|Archdiocese of Saint Paul and Minneapolis
Archidiocesis Paulopolitana et Minneapolitana
The coat of arms of the archdiocese
|Ecclesiastical province||Saint Paul and Minneapolis|
|Area||6,187 sq mi (16,020 km2)|
|(as of 2010)
|Established||July 19, 1850 (167 years ago)|
|Cathedral||Cathedral of Saint Paul (Saint Paul)|
|Co-cathedral||Basilica of Saint Mary (Minneapolis)|
|Patron saint||Saint Paul|
|Auxiliary Bishops||Andrew H. Cozzens|
|Emeritus Bishops||Harry Joseph Flynn
John Clayton Nienstedt
Lee A. Piché
The Roman Catholic Archdiocese of Saint Paul and Minneapolis (Latin: Archidioecesis Paulopolitana et Minneapolitana) is an ecclesiastical territory or diocese of the Catholic Church in the United States. It is led by the prelature of an archbishop which administers the archdiocese from the cities of Saint Paul and Minneapolis. The archbishop has both a cathedral and co-cathedral: the mother church, the Cathedral of Saint Paul in Saint Paul and the co-cathedral, the Basilica of Saint Mary in Minneapolis.
The archdiocese has 188 parish churches in twelve counties of Minnesota. It counts in its membership an approximate total of 750,000 people. It has two seminaries, the Saint Paul Seminary School of Divinity and Saint John Vianney College Seminary. Its official newspaper is The Catholic Spirit.
Prior to the founding of the diocese, the territory that made up the diocese at the time of its founding was under the jurisdiction of a number of different Catholic prelates. Most of these were purely academic as there was no Catholic presence in the area. Among the more notable of these was the Archdiocese of Saint Louis and the Dubuque Diocese. During this later period the church first came into the area with the arrival of missionaries and European settlers.
The original see was canonically erected by Pope Pius IX on July 19, 1850 as the Diocese of Saint Paul of Minnesota, a suffragan episcopal see of the Archdiocese of Saint Louis. The Diocese's territory was taken from that of Dubuque, and its authority spread over all of Minnesota Territory, which consisted of the area which now composes the states of Minnesota, North Dakota and South Dakota and also comprises the modern archdiocese's ecclesiastical province.
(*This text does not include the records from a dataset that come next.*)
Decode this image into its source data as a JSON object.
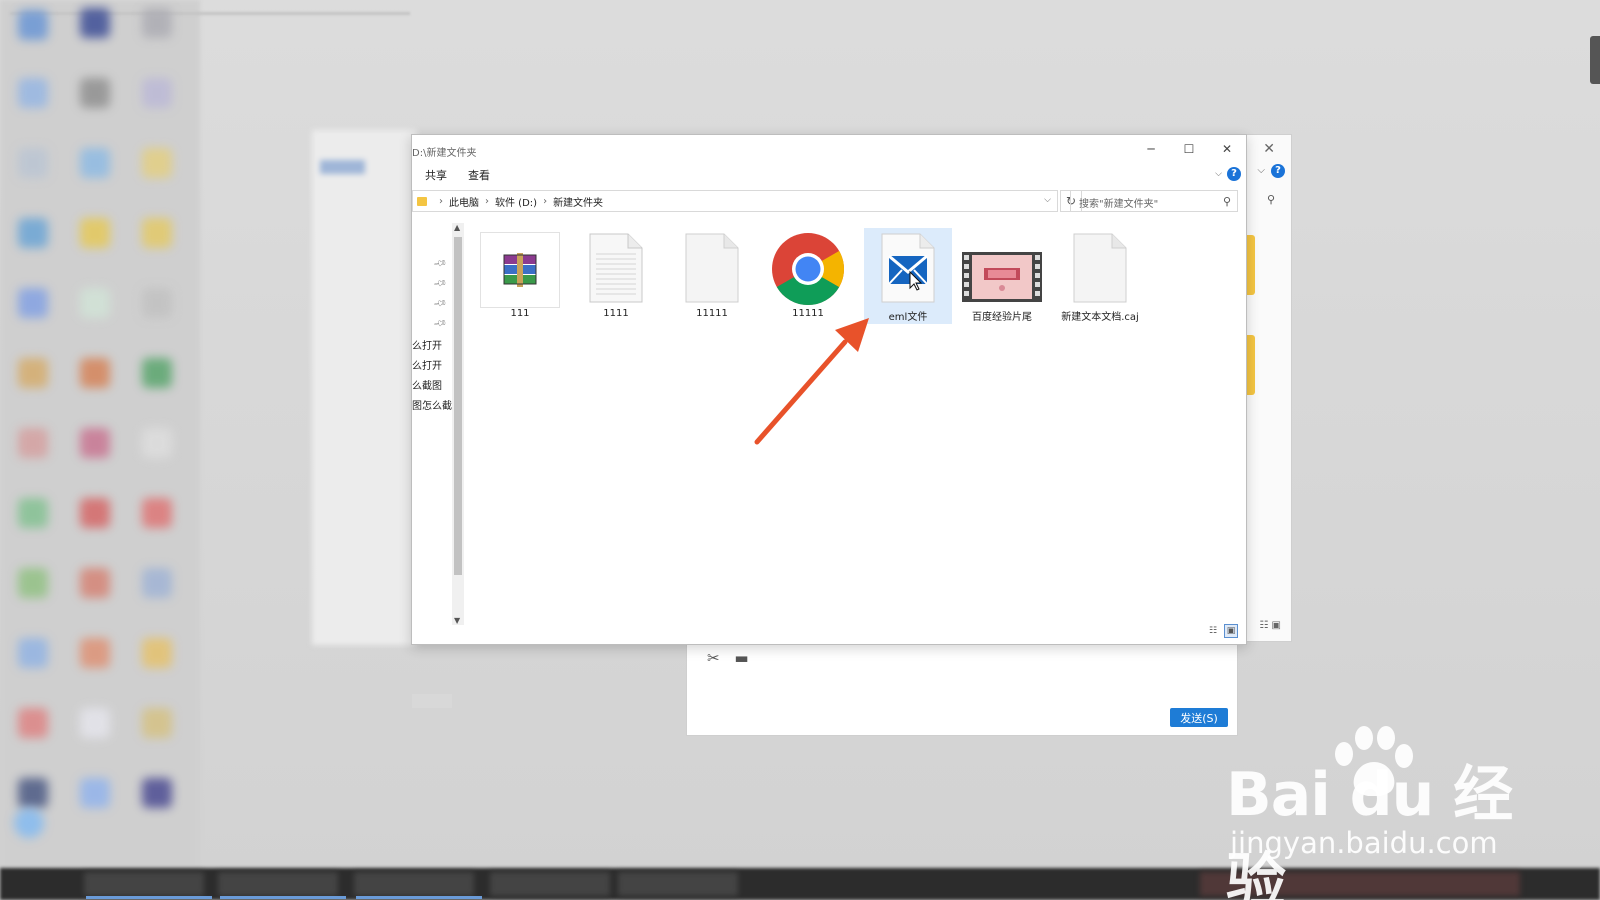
{
  "explorer": {
    "title_path": "D:\\新建文件夹",
    "ribbon": {
      "share": "共享",
      "view": "查看",
      "help": "?"
    },
    "breadcrumb": [
      "此电脑",
      "软件 (D:)",
      "新建文件夹"
    ],
    "search_placeholder": "搜索\"新建文件夹\"",
    "nav_labels": [
      "么打开",
      "么打开",
      "么截图",
      "图怎么截"
    ],
    "files": [
      {
        "name": "111",
        "icon": "winrar-archive-icon"
      },
      {
        "name": "1111",
        "icon": "text-document-icon"
      },
      {
        "name": "11111",
        "icon": "blank-file-icon"
      },
      {
        "name": "11111",
        "icon": "chrome-icon"
      },
      {
        "name": "eml文件",
        "icon": "mail-icon",
        "selected": true
      },
      {
        "name": "百度经验片尾",
        "icon": "video-file-icon"
      },
      {
        "name": "新建文本文档.caj",
        "icon": "blank-file-icon"
      }
    ]
  },
  "back_window": {
    "help": "?"
  },
  "chat": {
    "send_label": "发送(S)"
  },
  "watermark": {
    "brand": "Bai du 经验",
    "url": "jingyan.baidu.com"
  },
  "colors": {
    "accent": "#1e7cd6",
    "selection": "#dcebfb",
    "arrow": "#e8522a"
  }
}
Its first Ordinary was Bishop Joseph Crétin, whose name, along with that of another notable early bishop, John Ireland, has since become embedded into the culture of the region.
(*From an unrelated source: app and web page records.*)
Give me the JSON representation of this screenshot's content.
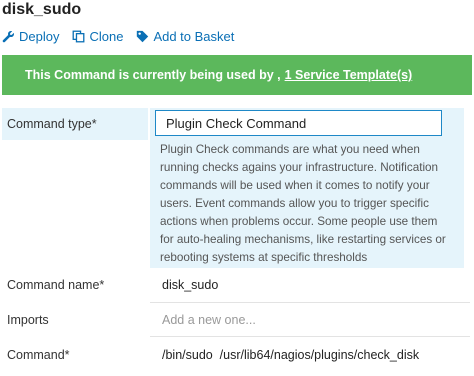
{
  "page": {
    "title": "disk_sudo"
  },
  "actions": {
    "deploy": "Deploy",
    "clone": "Clone",
    "add_to_basket": "Add to Basket"
  },
  "banner": {
    "text": "This Command is currently being used by ,",
    "link": "1 Service Template(s)"
  },
  "form": {
    "command_type": {
      "label": "Command type*",
      "value": "Plugin Check Command",
      "help": "Plugin Check commands are what you need when running checks agains your infrastructure. Notification commands will be used when it comes to notify your users. Event commands allow you to trigger specific actions when problems occur. Some people use them for auto-healing mechanisms, like restarting services or rebooting systems at specific thresholds"
    },
    "command_name": {
      "label": "Command name*",
      "value": "disk_sudo"
    },
    "imports": {
      "label": "Imports",
      "placeholder": "Add a new one..."
    },
    "command": {
      "label": "Command*",
      "value": "/bin/sudo  /usr/lib64/nagios/plugins/check_disk"
    }
  },
  "colors": {
    "banner_bg": "#5cb85c",
    "link": "#0a6fb5",
    "field_focus_border": "#1e88c7",
    "highlight_bg": "#e5f4fb"
  },
  "icons": {
    "deploy": "wrench-icon",
    "clone": "copy-icon",
    "add_to_basket": "tag-icon"
  }
}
In February 1875 it was transferred from the ecclesiastical province of St. Louis to that of Milwaukee. Pope Leo XIII elevated the see to the rank of archdiocese on May 4, 1888 and its name was changed to reflect this. Pope Paul VI once again instituted a name change for the see on July 11, 1966. Reflecting the growth of the Catholic Church in the region, it became the Archdiocese of Saint Paul and Minneapolis, the name it retains today. His Excellency, the Most Reverend Archbishop John Clayton Nienstedt, succeeded to the post on the retirement of his predecessor, Archbishop Harry Flynn, on May 2, 2008. However, in an effort to help the Archdiocese recover from criticisms he had faced for the handling of cases of sexual abuse of minors, in particular, the case of a now-laicized priest, and in the wake of unproven accusations against him that were found to not be substantial enough to proceed to trial, he resigned, along with one of his Auxiliary Bishops, Lee Piche, on Monday, June 15, 2015. Coadjutor Archbishop Bernard Hebda of Newark was named as the Apostolic Administrator of the Archdiocese by Pope Francis the same day, while retaining his other duties, until the appointment of Archbishop Emeritus Nienstedt's successor by the Pope. On March 24, 2016, it was announced that Hebda was named as Archbishop of the Archdiocese and would cease as Coadjutor of Newark.
In January 2015, the archdiocese filed for bankruptcy. With the filing of bankruptcies by also the Diocese of Duluth and the Diocese of New Ulm, Minnesota set the record for having more Catholic bankruptcies than any other state in the United States of America.
This is a list of the bishops who have served the Archdiocese through its history.
+ = deceased